Problem to solve:
In the copy you make, keep each entry exactly as it is and leave out all images.

Record set:
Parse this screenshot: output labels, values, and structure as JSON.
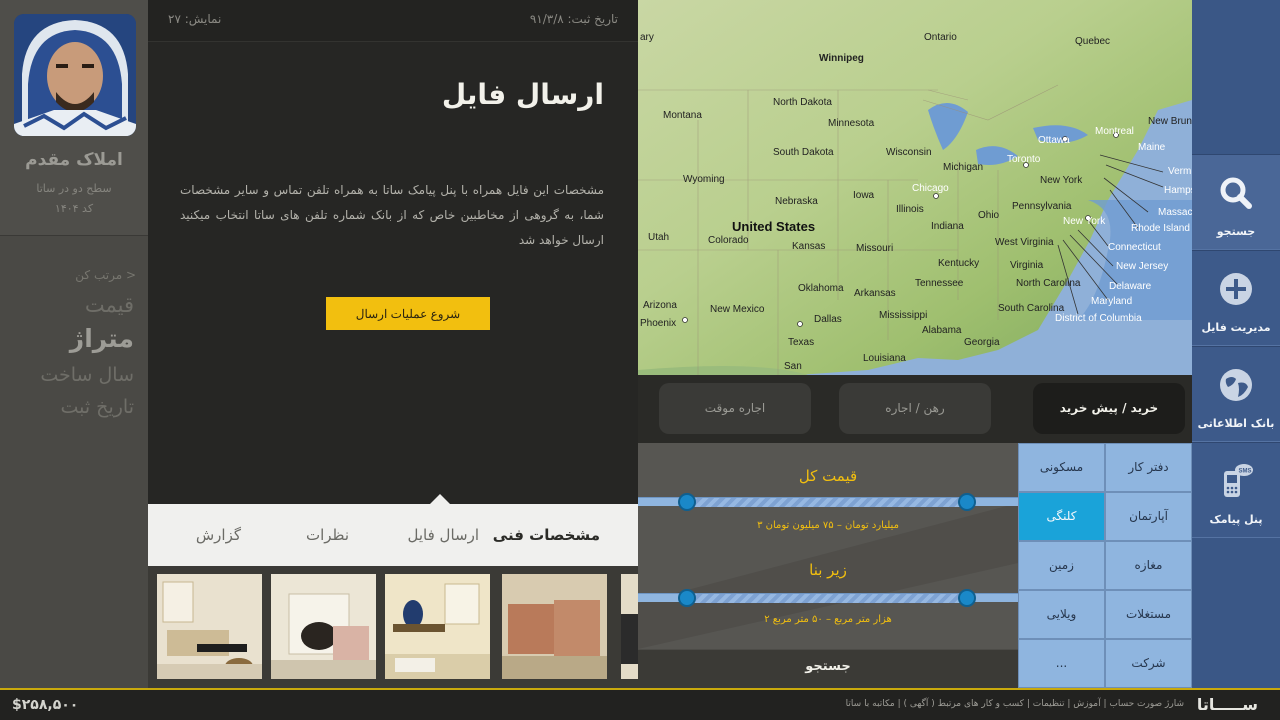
{
  "profile": {
    "name": "املاک مقدم",
    "level": "سطح دو در ساتا",
    "code": "کد ۱۴۰۴"
  },
  "sort": {
    "label": "مرتب کن >",
    "items": [
      "قیمت",
      "متراژ",
      "سال ساخت",
      "تاریخ ثبت"
    ]
  },
  "document": {
    "reg_date": "تاریخ ثبت: ۹۱/۳/۸",
    "views": "نمایش: ۲۷",
    "title": "ارسال فایل",
    "description": "مشخصات این فایل همراه با پنل پیامک ساتا به همراه تلفن تماس و سایر مشخصات شما، به گروهی از مخاطبین خاص که از بانک شماره تلفن های ساتا انتخاب میکنید ارسال خواهد شد",
    "start_button": "شروع عملیات ارسال"
  },
  "tabs": [
    "مشخصات فنی",
    "ارسال فایل",
    "نظرات",
    "گزارش"
  ],
  "map": {
    "labels": {
      "winnipeg": "Winnipeg",
      "ontario": "Ontario",
      "quebec": "Quebec",
      "montreal": "Montreal",
      "ottawa": "Ottawa",
      "maine": "Maine",
      "toronto": "Toronto",
      "north_dakota": "North Dakota",
      "montana": "Montana",
      "minnesota": "Minnesota",
      "south_dakota": "South Dakota",
      "wisconsin": "Wisconsin",
      "michigan": "Michigan",
      "wyoming": "Wyoming",
      "chicago": "Chicago",
      "iowa": "Iowa",
      "nebraska": "Nebraska",
      "illinois": "Illinois",
      "ohio": "Ohio",
      "pennsylvania": "Pennsylvania",
      "new_york": "New York",
      "new_york_city": "New York",
      "united_states": "United States",
      "utah": "Utah",
      "colorado": "Colorado",
      "kansas": "Kansas",
      "missouri": "Missouri",
      "indiana": "Indiana",
      "west_virginia": "West Virginia",
      "virginia": "Virginia",
      "kentucky": "Kentucky",
      "connecticut": "Connecticut",
      "new_jersey": "New Jersey",
      "delaware": "Delaware",
      "maryland": "Maryland",
      "district_of_columbia": "District of Columbia",
      "rhode_island": "Rhode Island",
      "massachusetts": "Massachu",
      "new_hampshire": "Hamps",
      "vermont": "Verm",
      "new_brunswick": "New Brunswi",
      "oklahoma": "Oklahoma",
      "arkansas": "Arkansas",
      "tennessee": "Tennessee",
      "north_carolina": "North Carolina",
      "arizona": "Arizona",
      "phoenix": "Phoenix",
      "new_mexico": "New Mexico",
      "dallas": "Dallas",
      "mississippi": "Mississippi",
      "alabama": "Alabama",
      "south_carolina": "South Carolina",
      "georgia": "Georgia",
      "texas": "Texas",
      "louisiana": "Louisiana",
      "san_antonio": "San",
      "gary": "ary"
    }
  },
  "nav": [
    "جستجو",
    "مدیریت فایل",
    "بانک اطلاعاتی",
    "پنل پیامک"
  ],
  "search": {
    "deal_types": [
      "خرید / پیش خرید",
      "رهن / اجاره",
      "اجاره موقت"
    ],
    "price": {
      "title": "قیمت کل",
      "value": "۳ میلیارد تومان – ۷۵ میلیون تومان",
      "min_frac": 0.0,
      "max_frac": 1.0
    },
    "area": {
      "title": "زیر بنا",
      "value": "۲ هزار متر مربع – ۵۰ متر مربع",
      "min_frac": 0.0,
      "max_frac": 1.0
    },
    "submit": "جستجو",
    "property_types": [
      [
        "دفتر کار",
        "مسکونی"
      ],
      [
        "آپارتمان",
        "کلنگی"
      ],
      [
        "مغازه",
        "زمین"
      ],
      [
        "مستغلات",
        "ویلایی"
      ],
      [
        "شرکت",
        "..."
      ]
    ],
    "active_type": "کلنگی"
  },
  "footer": {
    "price": "$۲۵۸,۵۰۰",
    "links": [
      "شارژ صورت حساب",
      "آموزش",
      "تنظیمات",
      "کسب و کار های مرتبط ( آگهی )",
      "مکاتبه با ساتا"
    ],
    "brand": "ســـــاتا"
  },
  "colors": {
    "accent": "#f2bf0f",
    "nav": "#3d5a8a",
    "type_cell": "#8fb5df",
    "type_active": "#1aa3d9"
  }
}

Response area:
Parse this screenshot: output labels, values, and structure as JSON.
{
  "profile": {
    "name": "املاک مقدم",
    "level": "سطح دو در ساتا",
    "code": "کد ۱۴۰۴"
  },
  "sort": {
    "label": "مرتب کن >",
    "items": [
      "قیمت",
      "متراژ",
      "سال ساخت",
      "تاریخ ثبت"
    ]
  },
  "document": {
    "reg_date": "تاریخ ثبت: ۹۱/۳/۸",
    "views": "نمایش: ۲۷",
    "title": "ارسال فایل",
    "description": "مشخصات این فایل همراه با پنل پیامک ساتا به همراه تلفن تماس و سایر مشخصات شما، به گروهی از مخاطبین خاص که از بانک شماره تلفن های ساتا انتخاب میکنید ارسال خواهد شد",
    "start_button": "شروع عملیات ارسال"
  },
  "tabs": [
    "مشخصات فنی",
    "ارسال فایل",
    "نظرات",
    "گزارش"
  ],
  "map": {
    "labels": {
      "winnipeg": "Winnipeg",
      "ontario": "Ontario",
      "quebec": "Quebec",
      "montreal": "Montreal",
      "ottawa": "Ottawa",
      "maine": "Maine",
      "toronto": "Toronto",
      "north_dakota": "North Dakota",
      "montana": "Montana",
      "minnesota": "Minnesota",
      "south_dakota": "South Dakota",
      "wisconsin": "Wisconsin",
      "michigan": "Michigan",
      "wyoming": "Wyoming",
      "chicago": "Chicago",
      "iowa": "Iowa",
      "nebraska": "Nebraska",
      "illinois": "Illinois",
      "ohio": "Ohio",
      "pennsylvania": "Pennsylvania",
      "new_york": "New York",
      "new_york_city": "New York",
      "united_states": "United States",
      "utah": "Utah",
      "colorado": "Colorado",
      "kansas": "Kansas",
      "missouri": "Missouri",
      "indiana": "Indiana",
      "west_virginia": "West Virginia",
      "virginia": "Virginia",
      "kentucky": "Kentucky",
      "connecticut": "Connecticut",
      "new_jersey": "New Jersey",
      "delaware": "Delaware",
      "maryland": "Maryland",
      "district_of_columbia": "District of Columbia",
      "rhode_island": "Rhode Island",
      "massachusetts": "Massachu",
      "new_hampshire": "Hamps",
      "vermont": "Verm",
      "new_brunswick": "New Brunswi",
      "oklahoma": "Oklahoma",
      "arkansas": "Arkansas",
      "tennessee": "Tennessee",
      "north_carolina": "North Carolina",
      "arizona": "Arizona",
      "phoenix": "Phoenix",
      "new_mexico": "New Mexico",
      "dallas": "Dallas",
      "mississippi": "Mississippi",
      "alabama": "Alabama",
      "south_carolina": "South Carolina",
      "georgia": "Georgia",
      "texas": "Texas",
      "louisiana": "Louisiana",
      "san_antonio": "San",
      "gary": "ary"
    }
  },
  "nav": [
    "جستجو",
    "مدیریت فایل",
    "بانک اطلاعاتی",
    "پنل پیامک"
  ],
  "search": {
    "deal_types": [
      "خرید / پیش خرید",
      "رهن / اجاره",
      "اجاره موقت"
    ],
    "price": {
      "title": "قیمت کل",
      "value": "۳ میلیارد تومان – ۷۵ میلیون تومان",
      "min_frac": 0.0,
      "max_frac": 1.0
    },
    "area": {
      "title": "زیر بنا",
      "value": "۲ هزار متر مربع – ۵۰ متر مربع",
      "min_frac": 0.0,
      "max_frac": 1.0
    },
    "submit": "جستجو",
    "property_types": [
      [
        "دفتر کار",
        "مسکونی"
      ],
      [
        "آپارتمان",
        "کلنگی"
      ],
      [
        "مغازه",
        "زمین"
      ],
      [
        "مستغلات",
        "ویلایی"
      ],
      [
        "شرکت",
        "..."
      ]
    ],
    "active_type": "کلنگی"
  },
  "footer": {
    "price": "$۲۵۸,۵۰۰",
    "links": [
      "شارژ صورت حساب",
      "آموزش",
      "تنظیمات",
      "کسب و کار های مرتبط ( آگهی )",
      "مکاتبه با ساتا"
    ],
    "brand": "ســـــاتا"
  },
  "colors": {
    "accent": "#f2bf0f",
    "nav": "#3d5a8a",
    "type_cell": "#8fb5df",
    "type_active": "#1aa3d9"
  }
}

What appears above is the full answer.